Document Type



General Surgery (East Africa)



Accuracy in translating the International Prostate Symptom Score (IPSS) into different languages is essential to ensure that it is comparable to the original version and acceptable to the target population. We aimed to develop and validate a Swahili version of the IPSS (sIPSS).


We conducted a cross-sectional study involving 53 patients presenting with lower urinary tract symptoms to the Aga Khan Hospital in Dar es Salaam, Tanzania, from April through December 2018. We enrolled 53 patients with confirmed benign prostatic hypertrophy and 32 control patients with suspected or confirmed urolithiasis. We assessed the face validity and discriminative validity of the sIPSS using standard statistical constructs, including Cronbach’s alpha, intraclass correlation coefficients (ICC), the receiver operating characteristic curve, and Spearman’s rank correlation coefficient.

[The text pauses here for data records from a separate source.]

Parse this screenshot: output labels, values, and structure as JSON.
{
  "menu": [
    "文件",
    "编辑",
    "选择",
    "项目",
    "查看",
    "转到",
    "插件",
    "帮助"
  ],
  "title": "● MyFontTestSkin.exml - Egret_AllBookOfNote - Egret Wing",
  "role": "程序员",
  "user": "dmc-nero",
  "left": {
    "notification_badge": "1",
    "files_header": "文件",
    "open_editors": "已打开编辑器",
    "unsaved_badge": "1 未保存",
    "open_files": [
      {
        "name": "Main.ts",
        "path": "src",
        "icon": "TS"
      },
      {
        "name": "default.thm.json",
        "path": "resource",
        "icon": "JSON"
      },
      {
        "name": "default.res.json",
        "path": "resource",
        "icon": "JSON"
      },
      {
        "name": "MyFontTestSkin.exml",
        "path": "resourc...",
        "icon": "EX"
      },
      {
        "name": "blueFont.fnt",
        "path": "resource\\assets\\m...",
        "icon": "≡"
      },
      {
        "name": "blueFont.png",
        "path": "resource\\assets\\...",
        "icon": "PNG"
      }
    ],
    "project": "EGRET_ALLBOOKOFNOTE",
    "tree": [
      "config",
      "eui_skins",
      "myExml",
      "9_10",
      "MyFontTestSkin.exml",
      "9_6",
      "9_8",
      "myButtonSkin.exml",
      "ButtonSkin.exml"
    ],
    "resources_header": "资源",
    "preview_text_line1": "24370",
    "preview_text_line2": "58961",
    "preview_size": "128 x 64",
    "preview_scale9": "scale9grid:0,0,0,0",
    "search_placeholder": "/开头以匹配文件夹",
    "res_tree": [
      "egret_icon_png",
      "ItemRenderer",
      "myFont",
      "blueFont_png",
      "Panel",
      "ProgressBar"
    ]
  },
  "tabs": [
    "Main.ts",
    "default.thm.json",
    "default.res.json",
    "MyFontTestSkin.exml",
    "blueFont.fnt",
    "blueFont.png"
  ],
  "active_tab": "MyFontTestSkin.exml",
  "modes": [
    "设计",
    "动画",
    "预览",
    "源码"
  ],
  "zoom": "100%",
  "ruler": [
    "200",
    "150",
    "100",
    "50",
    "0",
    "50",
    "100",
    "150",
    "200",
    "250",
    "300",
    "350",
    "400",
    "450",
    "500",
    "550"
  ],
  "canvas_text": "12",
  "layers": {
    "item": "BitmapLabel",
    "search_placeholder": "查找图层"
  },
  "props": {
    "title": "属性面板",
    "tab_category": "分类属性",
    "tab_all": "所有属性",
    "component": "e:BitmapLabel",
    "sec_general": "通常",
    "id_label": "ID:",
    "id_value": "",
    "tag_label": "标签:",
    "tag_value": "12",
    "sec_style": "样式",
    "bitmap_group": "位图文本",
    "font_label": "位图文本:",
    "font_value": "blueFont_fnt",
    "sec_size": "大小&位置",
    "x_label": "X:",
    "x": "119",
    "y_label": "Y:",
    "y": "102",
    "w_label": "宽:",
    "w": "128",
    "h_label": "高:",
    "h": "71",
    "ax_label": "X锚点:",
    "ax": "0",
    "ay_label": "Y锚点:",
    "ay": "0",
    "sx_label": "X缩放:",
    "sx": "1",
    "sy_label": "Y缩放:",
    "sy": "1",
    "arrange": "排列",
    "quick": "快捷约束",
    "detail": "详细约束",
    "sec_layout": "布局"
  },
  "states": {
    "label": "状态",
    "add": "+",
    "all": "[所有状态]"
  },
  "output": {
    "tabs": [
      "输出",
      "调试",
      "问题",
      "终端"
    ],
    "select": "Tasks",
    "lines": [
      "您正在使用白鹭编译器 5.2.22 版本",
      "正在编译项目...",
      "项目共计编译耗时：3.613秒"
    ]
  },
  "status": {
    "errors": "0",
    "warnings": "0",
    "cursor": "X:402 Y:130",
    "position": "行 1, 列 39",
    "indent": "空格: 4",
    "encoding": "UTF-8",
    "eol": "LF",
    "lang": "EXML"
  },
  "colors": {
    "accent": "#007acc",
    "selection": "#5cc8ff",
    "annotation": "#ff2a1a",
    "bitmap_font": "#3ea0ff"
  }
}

Test–retest reliability was assessed by comparing baseline sIPSS scores with those obtained after 1 week for all participants, and sensitivity to change was assessed by comparing baseline scores to those at 4 to 6 weeks after treatment in the BPH group.


The sIPSS had excellent internal validity (Cronbach’s alpha, 0.86), comparable to that of the original IPSS. The test–retest reliability of the sIPSS was high (ICC, 0.84), and the mean improvement in sIPSS score 4 to 6 weeks after treatment was 9.7±6.4.


For use in the Tanzanian population, the sIPSS is reliable, valid, and sensitive to change.


East Cent Afr J Surg

Creative Commons License

Creative Commons Attribution 4.0 International License
This work is licensed under a Creative Commons Attribution 4.0 International License.